"You know, great Kingly child," began Roy, "how Rājah Rasālu was born and how Rājah Rasālu set out into the world to seek for fortune, taking with him his dear horse, Baunwa-iraki, his parrot, Kilkila, who had lived with him since he was born, besides the Carpenter-lad and the Goldsmith-lad, who had sworn never to leave their young master. So he journeyed north to a lonely place, all set with sombre trees. And the night was dark, so he set a watch, and the goldsmith took the first, while the young prince slept by the Carpenter-lad, on a couch of clean, sweet leaves. And lest the heart of the prince should sink, they sang a cheering song:
"'Cradled till now on softest down,
Leaves are thy bed to-night;
Yet grieve not thou at fortune's frown,
Brave men heed not her slight.'

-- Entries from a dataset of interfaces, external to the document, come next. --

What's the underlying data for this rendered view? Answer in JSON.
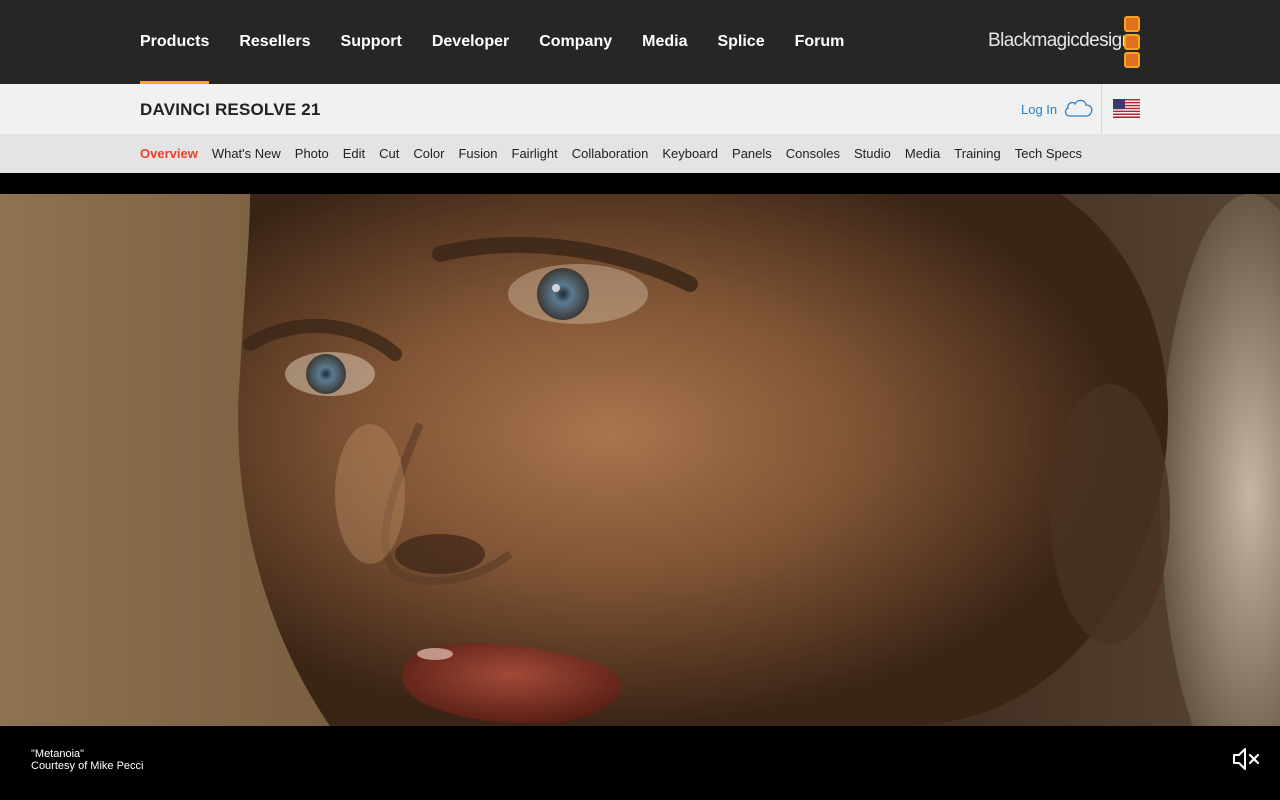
{
  "topnav": {
    "items": [
      {
        "label": "Products",
        "active": true
      },
      {
        "label": "Resellers"
      },
      {
        "label": "Support"
      },
      {
        "label": "Developer"
      },
      {
        "label": "Company"
      },
      {
        "label": "Media"
      },
      {
        "label": "Splice"
      },
      {
        "label": "Forum"
      }
    ],
    "logo_text": "Blackmagicdesign",
    "accent": "#f5a623"
  },
  "product_bar": {
    "title": "DAVINCI RESOLVE 21",
    "login_label": "Log In",
    "login_icon": "cloud-icon",
    "region_icon": "us-flag-icon"
  },
  "subnav": {
    "links": [
      {
        "label": "Overview",
        "active": true
      },
      {
        "label": "What's New"
      },
      {
        "label": "Photo"
      },
      {
        "label": "Edit"
      },
      {
        "label": "Cut"
      },
      {
        "label": "Color"
      },
      {
        "label": "Fusion"
      },
      {
        "label": "Fairlight"
      },
      {
        "label": "Collaboration"
      },
      {
        "label": "Keyboard"
      },
      {
        "label": "Panels"
      },
      {
        "label": "Consoles"
      },
      {
        "label": "Studio"
      },
      {
        "label": "Media"
      },
      {
        "label": "Training"
      },
      {
        "label": "Tech Specs"
      }
    ],
    "active_color": "#e8412c"
  },
  "hero": {
    "credit_title": "\"Metanoia\"",
    "credit_line": "Courtesy of Mike Pecci",
    "mute_icon": "speaker-muted-icon"
  }
}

"And while they slept and the goldsmith watched, a snake slid out from the trees. 'Now, who are you?' quoth the Goldsmith-lad, 'who come to disturb his rest?' 'Lo! I have killed all living things that have ventured within ten miles of this my place of rest,' it hissed, 'and now I will slay you, too!' So they fought and fought, but the Goldsmith-lad he killed the snake in the end. Then he hid the body under his shield, lest the others might be afraid, and he roused from his rest the Carpenter-lad, to take his share of the watch, while he, in his turn, on the clean, sweet leaves lay down beside the prince. And while they slept, and the Carpenter watched, a dragon slid from the trees. 'Now, who are you?' quoth the Carpenter-lad, 'who come to disturb his rest?' 'Lo! I have killed all living things for twenty miles round this place; and I'll kill you, too,' it roared, 'and crack your bones to eat.' So they fought and fought and fought till he killed the dragon at last. Then he hid the body behind a bush lest the others should be afraid, and roused Rasālu from out his sleep to take his share of the watch; while he in turn by the Goldsmith-lad lay down to take his rest.

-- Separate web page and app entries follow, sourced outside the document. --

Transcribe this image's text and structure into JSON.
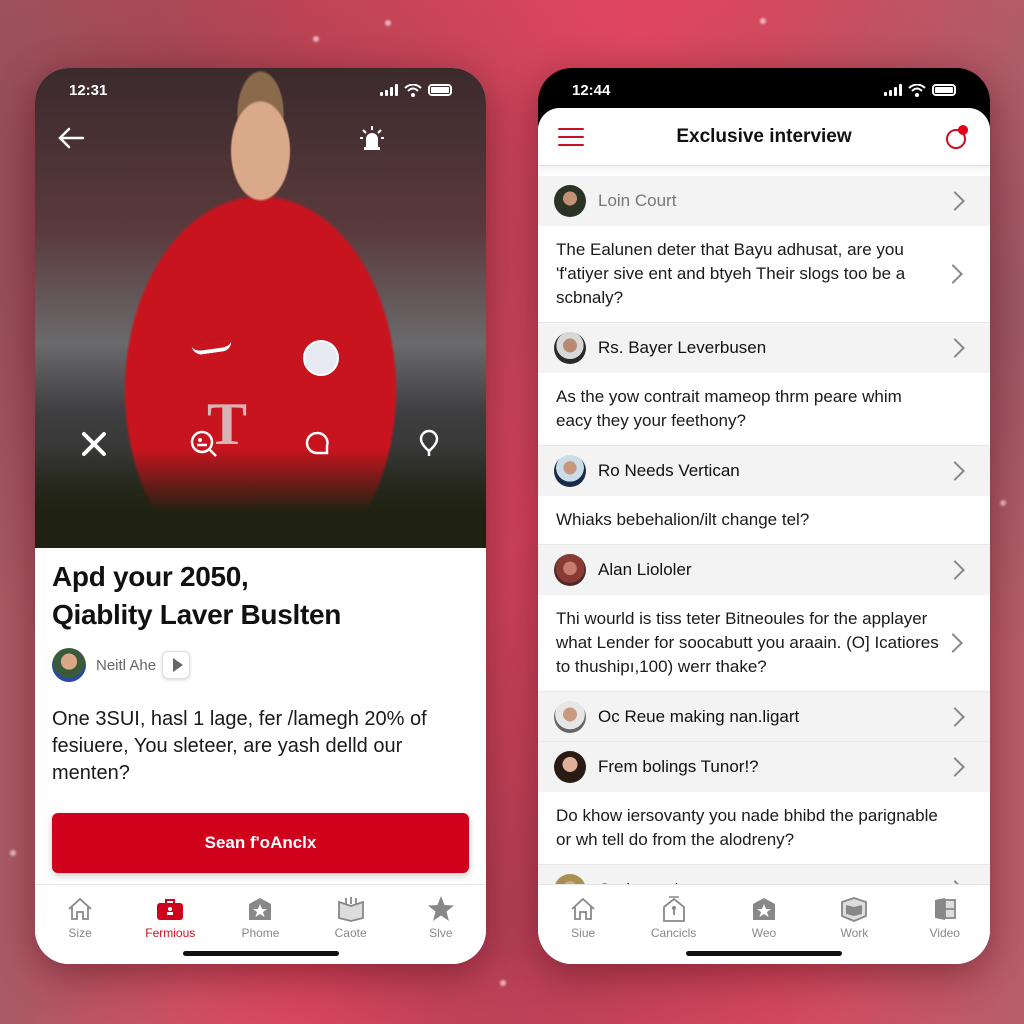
{
  "background": {
    "accent": "#e34660"
  },
  "left_phone": {
    "status": {
      "time": "12:31"
    },
    "hero": {
      "icons": [
        "back-arrow-icon",
        "alarm-icon",
        "close-icon",
        "search-person-icon",
        "chat-bubble-icon",
        "location-pin-icon"
      ],
      "jersey_mark": "T"
    },
    "headline_line1": "Apd your 2050,",
    "headline_line2": "Qiablity Laver Buslten",
    "author": {
      "name": "Neitl Ahe"
    },
    "body": "One 3SUI, hasl 1 lage, fer /lamegh 20% of fesiuere, You sleteer, are yash delld our menten?",
    "cta_label": "Sean f'oAnclx",
    "cta_color": "#d0021b",
    "tabs": [
      {
        "label": "Size",
        "icon": "home-icon",
        "active": false
      },
      {
        "label": "Fermious",
        "icon": "briefcase-icon",
        "active": true
      },
      {
        "label": "Phome",
        "icon": "star-badge-icon",
        "active": false
      },
      {
        "label": "Caote",
        "icon": "book-box-icon",
        "active": false
      },
      {
        "label": "Slve",
        "icon": "star-icon",
        "active": false
      }
    ]
  },
  "right_phone": {
    "status": {
      "time": "12:44"
    },
    "header": {
      "title": "Exclusive interview"
    },
    "items": [
      {
        "name": "Loin Court",
        "muted": true,
        "question": "The Ealunen deter that Bayu adhusat, are you 'f'atiyer sive ent and btyeh Their slogs too be a scbnaly?"
      },
      {
        "name": "Rs. Bayer Leverbusen",
        "muted": false,
        "question": "As the yow contrait mameop thrm  peare whim eacy they your feethony?"
      },
      {
        "name": "Ro Needs Vertican",
        "muted": false,
        "question": "Whiaks bebehalion/ilt change tel?"
      },
      {
        "name": "Alan Liololer",
        "muted": false,
        "question": "Thi wourld is tiss teter Bitneoules for the applayer what Lender for soocabutt you araain. (O] Icatiores to thushipı,100) werr thake?"
      },
      {
        "name": "Oc Reue making nan.ligart",
        "muted": false,
        "question": ""
      },
      {
        "name": "Frem bolings Tunor!?",
        "muted": false,
        "question": "Do khow iersovanty you nade bhibd the parignable or wh tell do from the alodreny?"
      },
      {
        "name": "Ouderarzd",
        "muted": false,
        "question": ""
      }
    ],
    "tabs": [
      {
        "label": "Siue",
        "icon": "home-icon"
      },
      {
        "label": "Cancicls",
        "icon": "house-lock-icon"
      },
      {
        "label": "Weo",
        "icon": "star-badge-icon"
      },
      {
        "label": "Work",
        "icon": "book-icon"
      },
      {
        "label": "Video",
        "icon": "video-box-icon"
      }
    ]
  }
}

"And while they slept and Rasālu waked a thing slid out from the trees; an awful thing! No man could tell th' unspeakable horror of it. But Rasālu smiled in its face of dread, and laughed in, its horrible eyes. 'Pray, who are you to disturb our rest, and why do you dare to come?' 'Lo! I have killed all living things for twenty times twenty miles, and I will kill you, upstart boy, and crack your bones to dust.'

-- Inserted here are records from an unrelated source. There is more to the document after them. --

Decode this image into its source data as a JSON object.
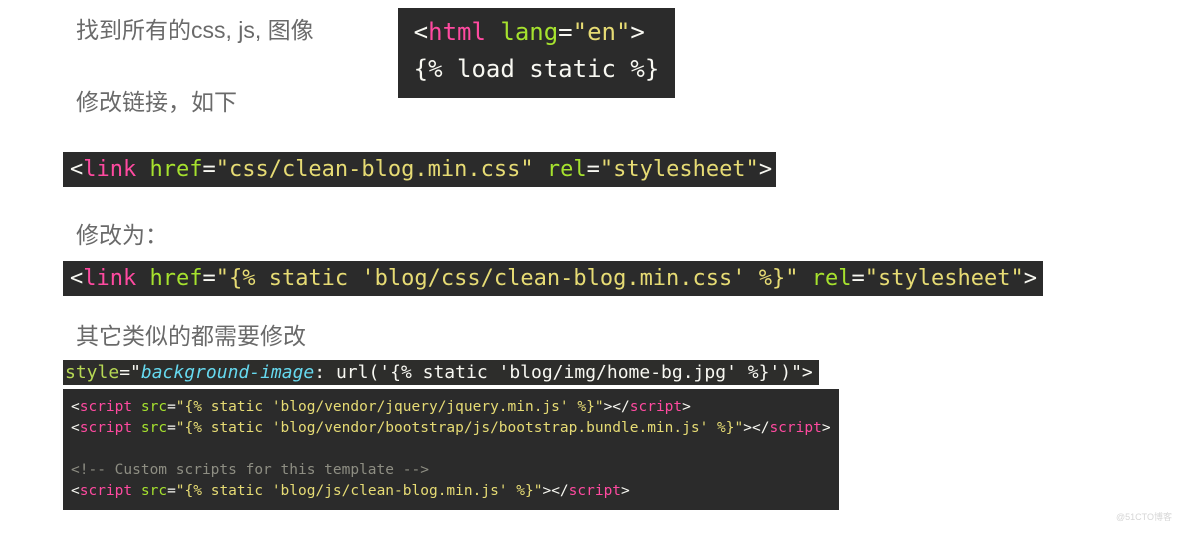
{
  "texts": {
    "line1": "找到所有的css, js, 图像",
    "line2": "修改链接，如下",
    "line3": "修改为：",
    "line4": "其它类似的都需要修改"
  },
  "code": {
    "top": {
      "lt": "<",
      "tag": "html",
      "sp": " ",
      "attr": "lang",
      "eq": "=",
      "val": "\"en\"",
      "gt": ">",
      "load": "{% load static %}"
    },
    "link1": {
      "lt": "<",
      "tag": "link",
      "sp": " ",
      "a1": "href",
      "eq": "=",
      "v1": "\"css/clean-blog.min.css\"",
      "sp2": " ",
      "a2": "rel",
      "v2": "\"stylesheet\"",
      "gt": ">"
    },
    "link2": {
      "lt": "<",
      "tag": "link",
      "sp": " ",
      "a1": "href",
      "eq": "=",
      "v1": "\"{% static 'blog/css/clean-blog.min.css' %}\"",
      "sp2": " ",
      "a2": "rel",
      "v2": "\"stylesheet\"",
      "gt": ">"
    },
    "style": {
      "attr": "style",
      "eq": "=\"",
      "prop": "background-image",
      "rest": ": url('{% static 'blog/img/home-bg.jpg' %}')\">"
    },
    "scripts": {
      "s1": {
        "lt": "<",
        "tag": "script",
        "sp": " ",
        "a": "src",
        "eq": "=",
        "v": "\"{% static 'blog/vendor/jquery/jquery.min.js' %}\"",
        "gt": ">",
        "lt2": "</",
        "tag2": "script",
        "gt2": ">"
      },
      "s2": {
        "lt": "<",
        "tag": "script",
        "sp": " ",
        "a": "src",
        "eq": "=",
        "v": "\"{% static 'blog/vendor/bootstrap/js/bootstrap.bundle.min.js' %}\"",
        "gt": ">",
        "lt2": "</",
        "tag2": "script",
        "gt2": ">"
      },
      "comment": "<!-- Custom scripts for this template -->",
      "s3": {
        "lt": "<",
        "tag": "script",
        "sp": " ",
        "a": "src",
        "eq": "=",
        "v": "\"{% static 'blog/js/clean-blog.min.js' %}\"",
        "gt": ">",
        "lt2": "</",
        "tag2": "script",
        "gt2": ">"
      }
    }
  },
  "watermark": "@51CTO博客"
}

"So they fought and fought and fought, and Rasālu drew his bow, and the arrow fled like the wind and pierced the Awful Horror through. Then it fled to a cave close by, with Rasālu at its heels. So they fought and fought and fought till the dawn showed clear in the sky, and the Awful Horror gave up with a groan and rolled on its side and died. Now, just as Rasālu wiped his sword the sleepers awoke from their sleep. 'See here!' said the Goldsmith-lad with pride, 'what I killed in my lonely watch.' 'Pooh! only a snake!' said the Carpenter-lad; 'see the dragon I have killed.' But Rasālu took them both by the hand and led them into the cave; but dead as it was, they shrieked with fear at the Awful Horror they saw. And they fell at Rasālu's feet and groaned and moaned and prayed and wept. 'Let us go! Oh, hero, we are but men. We dare not follow you now. It is nothing to you; it is death to us to follow and be your friends.'
"Then tears came into Rasālu's eyes, but he said no word of nay. 'Do as you will,' he said to them. 'I will not bid you stay.
"'Aloes linger long before they flower,
Gracious rain too soon is overpast;
Youth and strength are with us but an hour,
All glad life must end in death at last.
But king reigns king without consent of courtier,
Rulers may rule, though none heed their command;
Heaven-crowned heads, stoop not, but rise the haughtier,
Alone and friendless in a strangers' land.'
"So his friends forsook him and fled. But Rasālu went on his way."